            I would like us to pay attention and reflect on three important stages in the conversion story of Zacchaeus. The first one has to do with his curiosity to know Jesus. His eagerness of desire to know Jesus made him overcome all challenges on his path. The first obstacle was the crowd while the second had to do with his physical stature. He did not allow these challenges to discourage him rather he found a quick solution. He climbed a sycamore tree and with that height he overcame the challenge of the crowd blocking his view and his own physical stature preventing him to look over the crowd. The effort he displayed can be termed as real curiosity. This first step of Zacchaeus’ conversion should encourage you and me to do more to know Jesus. I have seen people who will stay at home and would not go for Mass because of a little drizzling of rain. Others will give the excuse of lack of transport fare. Years ago, we walked kilometres in rain to attend Mass in the next town because in those days one would be privileged to get a Mass said in his village once a year; but today Holy Mass is so close and yet some people find excuses not to attend Mass and encounter Jesus. For Zacchaeus he did not return home and use the excuse of his height and the crowd but he found solutions. Christians of our time need to improve on their desire to visit Jesus at Mass and at a nearby adoration chapel.

            The next step has to do with his joyousness in accepting the invitation of Jesus. Whenever a Christian comes into contact with Jesus in his Word and Sacrament, there ought to be a visible and invisible signs of great joy. We should demonstrate great joy whenever we go for Mass and partake in a sacred event or read the Word of God. As a Sunday school boy, my favorite biblical text was: “I was happy when it was said unto me let us go to the house of God” (Psalm 122). Why should a Catholic be begged to attend Mas?. Every Mass is an invitation from Jesus and should be met with great joy.

            The last step has to do with the sacrifices Zacchaeus was ready to make in order to live a new life in Christ. The Dominican medieval preacher Meister Eckhart once said: “unless a Christian empty himself of the world, he cannot be filled with Christ.” This famous quote can sum-up the decision of Zacchaeus that day. He was ready to let go of his former life laced with corruption in order to welcome Christ in his life. The Lord makes it so clear in the scriptures that his disciple cannot serve both mammon and the Lord; a choice ought to be made and Zacchaeus teaches us all how to make that choice. The question I would like to pose is: What is preventing you and me from allowing Jesus to take his rightful place in our lives? As you read this reflection you know your own and I know mine; we need to let go so that Christ will come and occupy his rightful place in our lives. We should always take clue from the wise words of St Augustine: “We are made for God and we belong to God and our hearts will be restless until they rest in God.”

            Zacchaeus has shown us the way and I am happy that many Catholics are walking on that path. It will interest you to know that I have been writing these reflections on Facebook for the past 13 years and when at one point I wanted to stop, but the curiosity to know God’s Word displayed by some of you kept me going.

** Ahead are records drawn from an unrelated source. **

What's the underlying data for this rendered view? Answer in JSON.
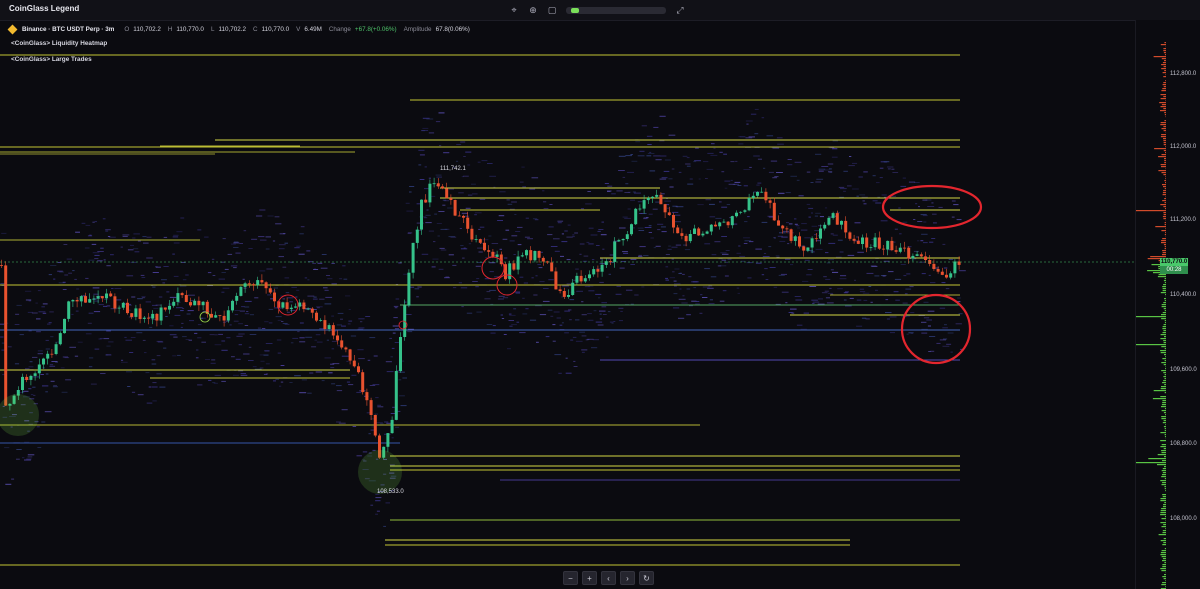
{
  "app": {
    "title": "CoinGlass Legend"
  },
  "toolbar": {
    "tools": [
      {
        "name": "crosshair-icon",
        "glyph": "⌖"
      },
      {
        "name": "zoom-icon",
        "glyph": "⊕"
      },
      {
        "name": "square-icon",
        "glyph": "▢"
      },
      {
        "name": "fullscreen-icon",
        "glyph": "⤢"
      }
    ],
    "range_fraction": 0.05
  },
  "symbol_info": {
    "symbol": "Binance · BTC USDT Perp · 3m",
    "open_label": "O",
    "open": "110,702.2",
    "high_label": "H",
    "high": "110,770.0",
    "low_label": "L",
    "low": "110,702.2",
    "close_label": "C",
    "close": "110,770.0",
    "volume_label": "V",
    "volume": "6.49M",
    "change_label": "Change",
    "change": "+67.8(+0.06%)",
    "amplitude_label": "Amplitude",
    "amplitude": "67.8(0.06%)"
  },
  "indicators": [
    "<CoinGlass> Liquidity Heatmap",
    "<CoinGlass> Large Trades"
  ],
  "price_axis": {
    "ticks": [
      "112,800.0",
      "112,000.0",
      "111,200.0",
      "110,400.0",
      "109,600.0",
      "108,800.0",
      "108,000.0"
    ],
    "last_price": "110,770.0",
    "countdown": "00:28"
  },
  "annotations": {
    "high_label": "111,742.1",
    "low_label": "108,533.0"
  },
  "nav": {
    "buttons": [
      {
        "name": "zoom-out-button",
        "glyph": "−"
      },
      {
        "name": "zoom-in-button",
        "glyph": "+"
      },
      {
        "name": "scroll-left-button",
        "glyph": "‹"
      },
      {
        "name": "scroll-right-button",
        "glyph": "›"
      },
      {
        "name": "reset-button",
        "glyph": "↻"
      }
    ]
  },
  "colors": {
    "background": "#0b0b10",
    "up": "#35c28a",
    "down": "#e8522f",
    "liquidity_line": "#e9ee4a",
    "heatmap_dot": "#4b3f9e",
    "circle_red": "#e3262e",
    "circle_green": "#7ad84a",
    "last_price": "#49c96a"
  }
}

I praise you for your ardent curiosity to study and live by God’s Word. I praise some of you who read the homilies out to family and friends and share them on various social media platforms.

            May God help us all in our faith journey. OUR LADY OF PERPETUAL HELP PRY FOR US.



There are no comments yet - be the first one to comment: